Not as much swearing as one would think actually!
Stewart Sutherland and Andrew Walker are the hosts of Films & Swearing, and every week they release an episode that comes in at around an hour in length. The format of the podcast is that of discussion centered around one movie every week, although the show is peppered with random tangents not related to the movie in question. Films & Swearing has been around since mid-2014.
Episodes Listened To
#13: Psycho (1960)
#14: Young Frankenstein (1974)
#15: Schindler’s List (1993)

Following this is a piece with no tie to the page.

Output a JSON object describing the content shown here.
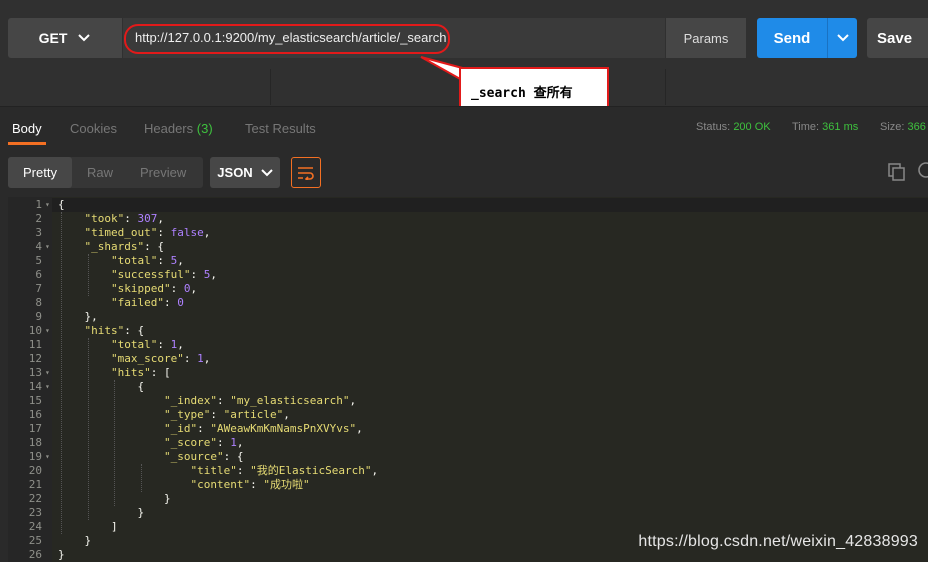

Stewart Sutherland and Andrew Walker are nice chaps. Unfortunately they don’t bring forth the sort of discussion I look for in my movie podcasts. There’s nothing actively wrong with Films & Swearing. I appreciate the format, enjoy the friendly nature of the hosts, but I can’t get into their discussions. There’s plenty good about Films & Swearing, just not enough to make me want to keep listening week after week.
My main issue with Films & Swearing is that so much of their discussions are plot based. I’m not a big fan of that approach, in fact I regularly tune out whenever a podcast starts to take on that role too much. Such was the case with Films & Swearing, as I often found myself tuning out very quickly during the episodes I listened to for this review. I didn’t really want to do that because I could tell that Misters Sutherland and Walker were presenting a show that was fun to them. But, it wasn’t for me, and ultimately that has to be how I gauge what podcasts I continue listening to or recommend.
My vote is to unsubscribe from Films & Swearing. That’s not a malicious vote mind you. I really don’t have any lasting issues with Misters Sutherland and Walker, or the podcast they produce on a weekly basis. Others will probably like their plot based approach to the movies. They will be drawn in by the “where are they now?” segment that follows every movie. I wasn’t, and that’s why I know that though the hosts are nice guys their podcast isn’t the podcast for me. I’ve been told in the past that the “it wasn’t for me” justification is a weak one, but sometimes it fits and this is a case, and a podcast, where that justification is quite apt.
The Bottom Line